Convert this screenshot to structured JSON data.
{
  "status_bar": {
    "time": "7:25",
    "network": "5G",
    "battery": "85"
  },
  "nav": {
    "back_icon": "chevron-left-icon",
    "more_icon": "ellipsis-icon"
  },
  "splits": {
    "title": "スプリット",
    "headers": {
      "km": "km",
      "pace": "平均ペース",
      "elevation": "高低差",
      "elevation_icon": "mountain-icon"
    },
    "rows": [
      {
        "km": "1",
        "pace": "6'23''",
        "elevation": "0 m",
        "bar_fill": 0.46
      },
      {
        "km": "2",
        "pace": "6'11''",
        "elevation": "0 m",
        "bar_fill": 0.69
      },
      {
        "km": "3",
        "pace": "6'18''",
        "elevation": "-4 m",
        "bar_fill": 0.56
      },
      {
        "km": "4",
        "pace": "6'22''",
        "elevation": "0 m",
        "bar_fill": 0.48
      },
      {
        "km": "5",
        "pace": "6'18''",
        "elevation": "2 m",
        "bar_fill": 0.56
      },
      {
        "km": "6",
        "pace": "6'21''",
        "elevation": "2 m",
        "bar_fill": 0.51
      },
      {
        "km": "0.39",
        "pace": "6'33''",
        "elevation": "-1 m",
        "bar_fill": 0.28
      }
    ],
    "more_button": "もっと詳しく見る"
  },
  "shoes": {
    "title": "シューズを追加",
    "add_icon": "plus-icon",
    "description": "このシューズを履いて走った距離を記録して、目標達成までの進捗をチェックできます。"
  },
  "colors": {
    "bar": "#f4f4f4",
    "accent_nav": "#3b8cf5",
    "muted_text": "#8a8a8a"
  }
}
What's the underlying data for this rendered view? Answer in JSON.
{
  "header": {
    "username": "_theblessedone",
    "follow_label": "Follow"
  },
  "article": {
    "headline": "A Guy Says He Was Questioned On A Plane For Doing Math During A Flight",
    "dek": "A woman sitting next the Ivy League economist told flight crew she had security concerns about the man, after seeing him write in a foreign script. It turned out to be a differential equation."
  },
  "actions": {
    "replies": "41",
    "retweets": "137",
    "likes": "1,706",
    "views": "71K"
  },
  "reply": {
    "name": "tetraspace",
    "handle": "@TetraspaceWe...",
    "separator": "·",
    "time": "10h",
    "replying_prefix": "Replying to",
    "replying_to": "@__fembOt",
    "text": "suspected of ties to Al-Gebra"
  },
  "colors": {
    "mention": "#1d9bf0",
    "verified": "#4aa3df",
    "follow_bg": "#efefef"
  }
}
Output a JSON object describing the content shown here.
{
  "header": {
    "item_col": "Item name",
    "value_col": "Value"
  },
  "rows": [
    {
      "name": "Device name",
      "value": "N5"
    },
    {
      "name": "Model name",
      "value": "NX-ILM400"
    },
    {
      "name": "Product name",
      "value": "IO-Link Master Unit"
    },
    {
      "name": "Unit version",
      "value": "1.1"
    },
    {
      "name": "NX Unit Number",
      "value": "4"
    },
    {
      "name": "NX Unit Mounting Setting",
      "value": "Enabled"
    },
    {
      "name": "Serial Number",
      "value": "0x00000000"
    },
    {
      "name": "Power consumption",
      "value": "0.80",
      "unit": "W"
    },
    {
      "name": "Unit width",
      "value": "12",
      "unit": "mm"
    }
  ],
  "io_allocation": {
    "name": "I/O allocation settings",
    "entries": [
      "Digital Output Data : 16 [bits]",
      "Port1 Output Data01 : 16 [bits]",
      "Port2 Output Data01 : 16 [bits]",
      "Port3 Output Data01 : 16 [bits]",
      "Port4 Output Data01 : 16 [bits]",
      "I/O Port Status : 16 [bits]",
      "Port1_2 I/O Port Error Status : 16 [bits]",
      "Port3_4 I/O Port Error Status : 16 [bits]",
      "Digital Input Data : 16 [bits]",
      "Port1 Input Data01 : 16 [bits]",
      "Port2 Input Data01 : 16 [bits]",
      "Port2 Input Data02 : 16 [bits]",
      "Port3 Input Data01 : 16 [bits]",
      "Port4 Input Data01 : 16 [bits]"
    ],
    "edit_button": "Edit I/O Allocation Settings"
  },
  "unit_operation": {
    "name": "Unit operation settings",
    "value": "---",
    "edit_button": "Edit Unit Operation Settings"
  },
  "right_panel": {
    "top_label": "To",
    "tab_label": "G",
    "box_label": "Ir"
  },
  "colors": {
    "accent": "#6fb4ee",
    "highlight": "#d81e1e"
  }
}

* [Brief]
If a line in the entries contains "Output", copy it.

* [Answer space]
Output a JSON object describing the content shown here.
      "Digital Output Data : 16 [bits]",
      "Port1 Output Data01 : 16 [bits]",
      "Port2 Output Data01 : 16 [bits]",
      "Port3 Output Data01 : 16 [bits]",
      "Port4 Output Data01 : 16 [bits]",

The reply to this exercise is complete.